[Opening TASK INPUT section]

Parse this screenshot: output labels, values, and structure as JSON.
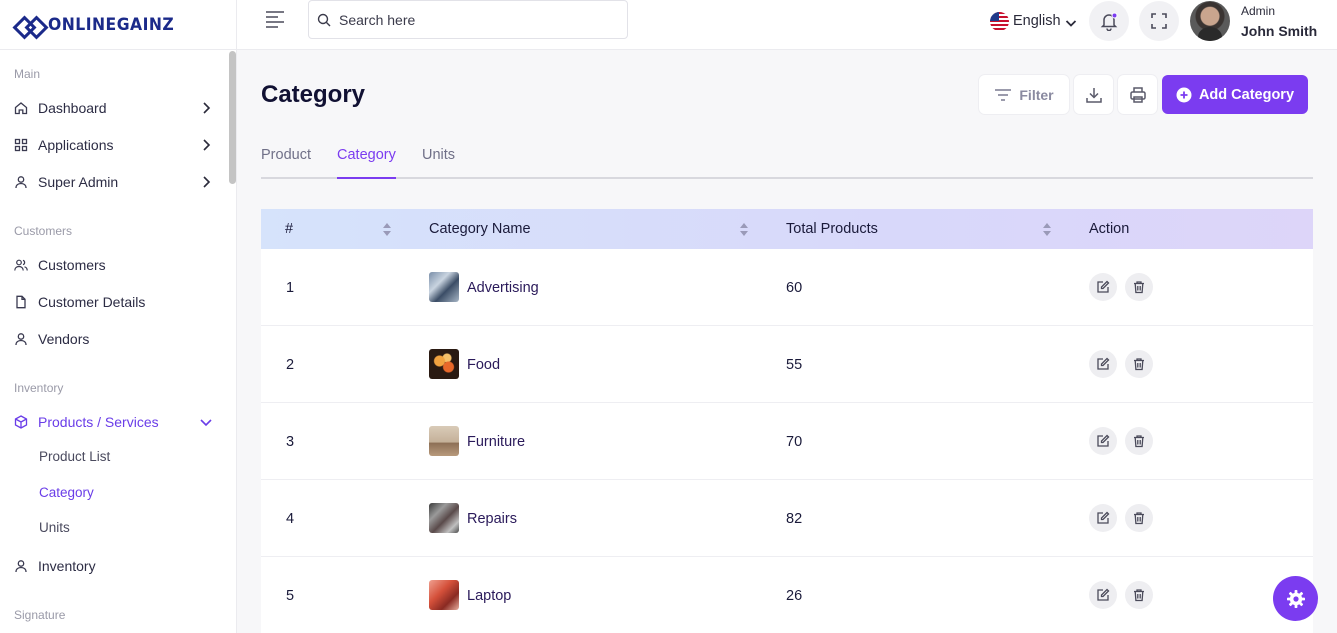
{
  "brand": {
    "name": "ONLINEGAINZ",
    "color": "#1b2a8a"
  },
  "accent": "#7b3cf0",
  "sidebar": {
    "sections": [
      {
        "title": "Main"
      },
      {
        "title": "Customers"
      },
      {
        "title": "Inventory"
      },
      {
        "title": "Signature"
      }
    ],
    "items": [
      {
        "label": "Dashboard",
        "icon": "home-icon"
      },
      {
        "label": "Applications",
        "icon": "grid-icon"
      },
      {
        "label": "Super Admin",
        "icon": "user-icon"
      },
      {
        "label": "Customers",
        "icon": "users-icon"
      },
      {
        "label": "Customer Details",
        "icon": "file-icon"
      },
      {
        "label": "Vendors",
        "icon": "user-icon"
      },
      {
        "label": "Products / Services",
        "icon": "box-icon"
      },
      {
        "label": "Inventory",
        "icon": "user-icon"
      }
    ],
    "subitems": [
      {
        "label": "Product List"
      },
      {
        "label": "Category"
      },
      {
        "label": "Units"
      }
    ]
  },
  "topbar": {
    "search_placeholder": "Search here",
    "language": "English",
    "user": {
      "role": "Admin",
      "name": "John Smith"
    }
  },
  "page": {
    "title": "Category",
    "filter_label": "Filter",
    "add_label": "Add Category",
    "tabs": [
      {
        "label": "Product"
      },
      {
        "label": "Category"
      },
      {
        "label": "Units"
      }
    ]
  },
  "table": {
    "headers": [
      "#",
      "Category Name",
      "Total Products",
      "Action"
    ],
    "rows": [
      {
        "num": "1",
        "name": "Advertising",
        "total": "60"
      },
      {
        "num": "2",
        "name": "Food",
        "total": "55"
      },
      {
        "num": "3",
        "name": "Furniture",
        "total": "70"
      },
      {
        "num": "4",
        "name": "Repairs",
        "total": "82"
      },
      {
        "num": "5",
        "name": "Laptop",
        "total": "26"
      }
    ]
  }
}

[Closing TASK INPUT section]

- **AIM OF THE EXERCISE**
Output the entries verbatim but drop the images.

- **EXPECTED ANSWER**
Parse this screenshot: output labels, values, and structure as JSON.
{
  "brand": {
    "name": "ONLINEGAINZ",
    "color": "#1b2a8a"
  },
  "accent": "#7b3cf0",
  "sidebar": {
    "sections": [
      {
        "title": "Main"
      },
      {
        "title": "Customers"
      },
      {
        "title": "Inventory"
      },
      {
        "title": "Signature"
      }
    ],
    "items": [
      {
        "label": "Dashboard",
        "icon": "home-icon"
      },
      {
        "label": "Applications",
        "icon": "grid-icon"
      },
      {
        "label": "Super Admin",
        "icon": "user-icon"
      },
      {
        "label": "Customers",
        "icon": "users-icon"
      },
      {
        "label": "Customer Details",
        "icon": "file-icon"
      },
      {
        "label": "Vendors",
        "icon": "user-icon"
      },
      {
        "label": "Products / Services",
        "icon": "box-icon"
      },
      {
        "label": "Inventory",
        "icon": "user-icon"
      }
    ],
    "subitems": [
      {
        "label": "Product List"
      },
      {
        "label": "Category"
      },
      {
        "label": "Units"
      }
    ]
  },
  "topbar": {
    "search_placeholder": "Search here",
    "language": "English",
    "user": {
      "role": "Admin",
      "name": "John Smith"
    }
  },
  "page": {
    "title": "Category",
    "filter_label": "Filter",
    "add_label": "Add Category",
    "tabs": [
      {
        "label": "Product"
      },
      {
        "label": "Category"
      },
      {
        "label": "Units"
      }
    ]
  },
  "table": {
    "headers": [
      "#",
      "Category Name",
      "Total Products",
      "Action"
    ],
    "rows": [
      {
        "num": "1",
        "name": "Advertising",
        "total": "60"
      },
      {
        "num": "2",
        "name": "Food",
        "total": "55"
      },
      {
        "num": "3",
        "name": "Furniture",
        "total": "70"
      },
      {
        "num": "4",
        "name": "Repairs",
        "total": "82"
      },
      {
        "num": "5",
        "name": "Laptop",
        "total": "26"
      }
    ]
  }
}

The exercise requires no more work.